EXERCISE GOAL: In the records that follow, find each line with "Účetnictví" and pull it out.

----------------------------------------

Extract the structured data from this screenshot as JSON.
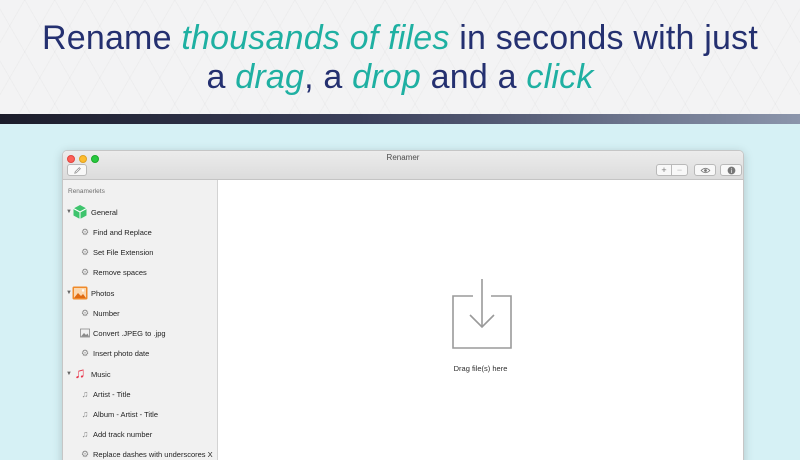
{
  "hero": {
    "line1_a": "Rename ",
    "line1_hl": "thousands of files",
    "line1_b": " in seconds with just",
    "line2_a": "a ",
    "line2_hl1": "drag",
    "line2_b": ", a ",
    "line2_hl2": "drop",
    "line2_c": " and a ",
    "line2_hl3": "click",
    "text_color": "#243070",
    "highlight_color": "#1fb0a2"
  },
  "window": {
    "title": "Renamer",
    "toolbar": {
      "edit_icon": "pencil-icon",
      "add_label": "+",
      "remove_label": "−",
      "preview_icon": "eye-icon",
      "info_label": "i"
    }
  },
  "sidebar": {
    "header": "Renamerlets",
    "groups": [
      {
        "label": "General",
        "icon": "cube-icon",
        "color": "#3ec46d",
        "items": [
          {
            "label": "Find and Replace",
            "icon": "gear-icon"
          },
          {
            "label": "Set File Extension",
            "icon": "gear-icon"
          },
          {
            "label": "Remove spaces",
            "icon": "gear-icon"
          }
        ]
      },
      {
        "label": "Photos",
        "icon": "photo-icon",
        "color": "#f08a2a",
        "items": [
          {
            "label": "Number",
            "icon": "gear-icon"
          },
          {
            "label": "Convert .JPEG to .jpg",
            "icon": "image-icon"
          },
          {
            "label": "Insert photo date",
            "icon": "gear-icon"
          }
        ]
      },
      {
        "label": "Music",
        "icon": "music-note-icon",
        "color": "#e8354b",
        "items": [
          {
            "label": "Artist - Title",
            "icon": "music-note-icon"
          },
          {
            "label": "Album - Artist - Title",
            "icon": "music-note-icon"
          },
          {
            "label": "Add track number",
            "icon": "music-note-icon"
          },
          {
            "label": "Replace dashes with underscores X",
            "icon": "gear-icon"
          }
        ]
      }
    ]
  },
  "dropzone": {
    "label": "Drag file(s) here",
    "icon": "download-tray-icon"
  }
}
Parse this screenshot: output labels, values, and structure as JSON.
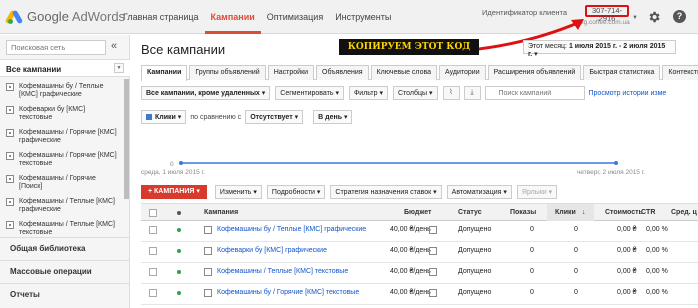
{
  "header": {
    "logo": {
      "brand": "Google",
      "product": "AdWords"
    },
    "nav": [
      "Главная страница",
      "Кампании",
      "Оптимизация",
      "Инструменты"
    ],
    "active_nav": 1,
    "client_label": "Идентификатор клиента",
    "client_id": "307-714-2916",
    "client_site": "3g.coffee.com.ua",
    "help_icon": "?"
  },
  "sidebar": {
    "search_placeholder": "Поисковая сеть",
    "collapse_icon": "«",
    "all_label": "Все кампании",
    "items": [
      "Кофемашины бу / Теплые [КМС] графические",
      "Кофеварки бу [КМС] текстовые",
      "Кофемашины / Горячие [КМС] графические",
      "Кофемашины / Горячие [КМС] текстовые",
      "Кофемашины / Горячие [Поиск]",
      "Кофемашины / Теплые [КМС] графические",
      "Кофемашины / Теплые [КМС] текстовые"
    ],
    "bottom_links": [
      "Общая библиотека",
      "Массовые операции",
      "Отчеты"
    ]
  },
  "main": {
    "title": "Все кампании",
    "annotation": "КОПИРУЕМ ЭТОТ КОД",
    "date_label": "Этот месяц:",
    "date_range": "1 июля 2015 г. - 2 июля 2015 г.",
    "tabs": [
      "Кампании",
      "Группы объявлений",
      "Настройки",
      "Объявления",
      "Ключевые слова",
      "Аудитории",
      "Расширения объявлений",
      "Быстрая статистика",
      "Контекстно-ме"
    ],
    "toolbar": {
      "filter_campaigns": "Все кампании, кроме удаленных",
      "segment": "Сегментировать",
      "filter": "Фильтр",
      "columns": "Столбцы",
      "search_placeholder": "Поиск кампаний",
      "history_link": "Просмотр истории изме"
    },
    "metrics": {
      "metric": "Клики",
      "compare_label": "по сравнению с",
      "compare_value": "Отсутствует",
      "period": "В день"
    },
    "chart_labels": {
      "left": "среда, 1 июля 2015 г.",
      "right": "четверг, 2 июля 2015 г.",
      "zero": "0"
    },
    "actions": {
      "new_campaign": "+ КАМПАНИЯ",
      "edit": "Изменить",
      "details": "Подробности",
      "bid_strategy": "Стратегия назначения ставок",
      "automation": "Автоматизация",
      "labels": "Ярлыки"
    },
    "table": {
      "headers": {
        "campaign": "Кампания",
        "budget": "Бюджет",
        "status": "Статус",
        "impressions": "Показы",
        "clicks": "Клики",
        "cost": "Стоимость",
        "ctr": "CTR",
        "avg": "Сред. ц"
      },
      "rows": [
        {
          "name": "Кофемашины бу / Теплые [КМС] графические",
          "budget": "40,00 ₴/день",
          "status": "Допущено",
          "impressions": "0",
          "clicks": "0",
          "cost": "0,00 ₴",
          "ctr": "0,00 %"
        },
        {
          "name": "Кофеварки бу [КМС] графические",
          "budget": "40,00 ₴/день",
          "status": "Допущено",
          "impressions": "0",
          "clicks": "0",
          "cost": "0,00 ₴",
          "ctr": "0,00 %"
        },
        {
          "name": "Кофемашины / Теплые [КМС] текстовые",
          "budget": "40,00 ₴/день",
          "status": "Допущено",
          "impressions": "0",
          "clicks": "0",
          "cost": "0,00 ₴",
          "ctr": "0,00 %"
        },
        {
          "name": "Кофемашины бу / Горячие [КМС] текстовые",
          "budget": "40,00 ₴/день",
          "status": "Допущено",
          "impressions": "0",
          "clicks": "0",
          "cost": "0,00 ₴",
          "ctr": "0,00 %"
        }
      ]
    }
  },
  "colors": {
    "accent": "#dd4b39",
    "link": "#1155cc",
    "chart_line": "#3d78d8",
    "annotation_bg": "#111111",
    "annotation_text": "#ffd400",
    "highlight_box": "#dd1111"
  }
}
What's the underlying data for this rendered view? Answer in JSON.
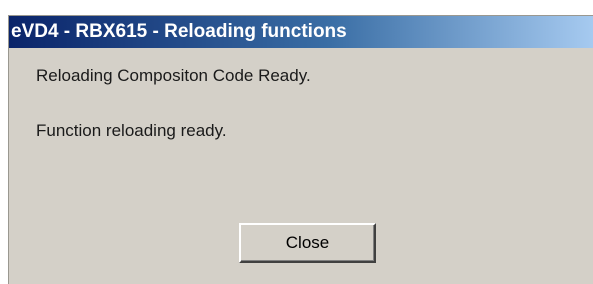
{
  "window": {
    "title": "eVD4 - RBX615 - Reloading functions"
  },
  "messages": {
    "line1": "Reloading Compositon Code Ready.",
    "line2": "Function reloading ready."
  },
  "buttons": {
    "close_label": "Close"
  }
}
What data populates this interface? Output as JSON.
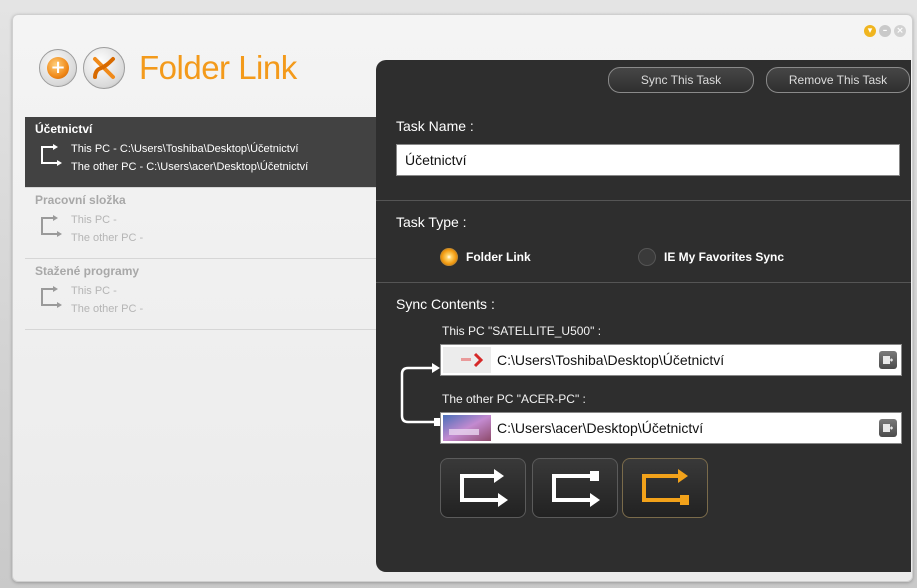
{
  "window": {
    "controls": [
      "arrow-down-icon",
      "minimize-icon",
      "close-icon"
    ],
    "accent_color": "#f39a1b"
  },
  "header": {
    "app_title": "Folder Link",
    "add_icon": "plus-icon",
    "logo_icon": "folder-link-logo-icon"
  },
  "tasks": [
    {
      "name": "Účetnictví",
      "this_pc": "This PC - C:\\Users\\Toshiba\\Desktop\\Účetnictví",
      "other_pc": "The other PC - C:\\Users\\acer\\Desktop\\Účetnictví",
      "selected": true
    },
    {
      "name": "Pracovní složka",
      "this_pc": "This PC -",
      "other_pc": "The other PC -",
      "selected": false
    },
    {
      "name": "Stažené programy",
      "this_pc": "This PC -",
      "other_pc": "The other PC -",
      "selected": false
    }
  ],
  "panel": {
    "sync_button": "Sync This Task",
    "remove_button": "Remove This Task",
    "task_name_label": "Task Name :",
    "task_name_value": "Účetnictví",
    "task_type_label": "Task Type :",
    "task_types": [
      {
        "label": "Folder Link",
        "selected": true
      },
      {
        "label": "IE My Favorites Sync",
        "selected": false
      }
    ],
    "sync_contents_label": "Sync Contents :",
    "this_pc_label": "This PC \"SATELLITE_U500\" :",
    "this_pc_path": "C:\\Users\\Toshiba\\Desktop\\Účetnictví",
    "other_pc_label": "The other PC \"ACER-PC\" :",
    "other_pc_path": "C:\\Users\\acer\\Desktop\\Účetnictví",
    "sync_directions": [
      {
        "icon": "sync-both-icon",
        "active": false
      },
      {
        "icon": "sync-to-this-icon",
        "active": false
      },
      {
        "icon": "sync-to-other-icon",
        "active": true
      }
    ],
    "active_color": "#f2a21a"
  }
}
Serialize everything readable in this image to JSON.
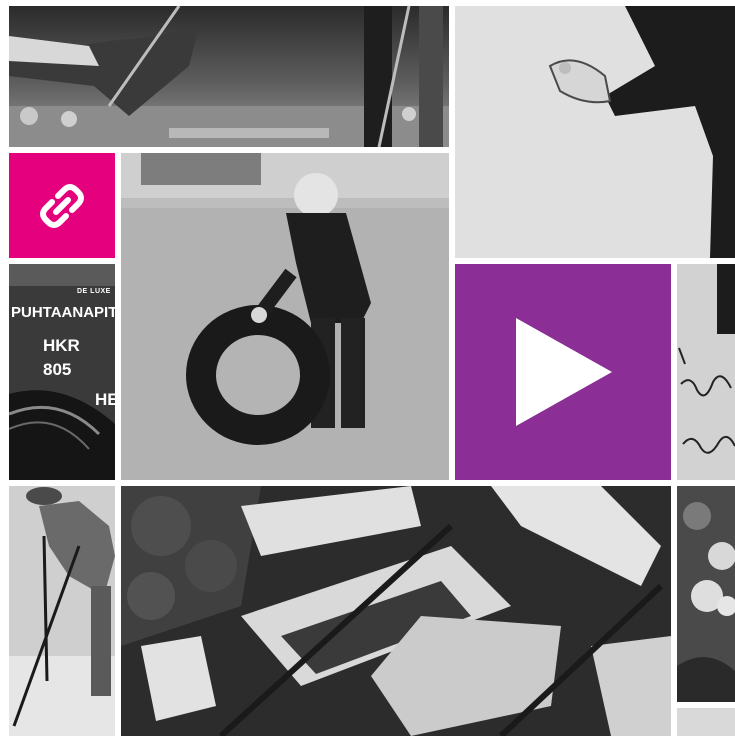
{
  "colors": {
    "link_tile": "#e5007d",
    "play_tile": "#8b2f96",
    "gap": "#ffffff"
  },
  "link_tile": {
    "icon": "link-icon"
  },
  "play_tile": {
    "icon": "play-icon"
  },
  "photos": [
    {
      "name": "photo-children-on-swings"
    },
    {
      "name": "photo-man-in-suit-gesturing"
    },
    {
      "name": "photo-boy-rolling-tire"
    },
    {
      "name": "photo-vintage-vehicle-plate"
    },
    {
      "name": "photo-handwritten-letter"
    },
    {
      "name": "photo-skier-with-poles"
    },
    {
      "name": "photo-aerial-city-blocks"
    },
    {
      "name": "photo-flowers"
    }
  ],
  "vehicle_plate": {
    "brand": "DE LUXE",
    "line1": "PUHTAANAPITO",
    "line2": "HKR",
    "line3": "805",
    "line4": "HE"
  }
}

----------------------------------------

ANSWER TO THE PROBLEM:
      "name": "Účetnictví",
      "this_pc": "This PC - C:\\Users\\Toshiba\\Desktop\\Účetnictví",
      "other_pc": "The other PC - C:\\Users\\acer\\Desktop\\Účetnictví",
    "task_name_value": "Účetnictví",
    "this_pc_path": "C:\\Users\\Toshiba\\Desktop\\Účetnictví",
    "other_pc_path": "C:\\Users\\acer\\Desktop\\Účetnictví",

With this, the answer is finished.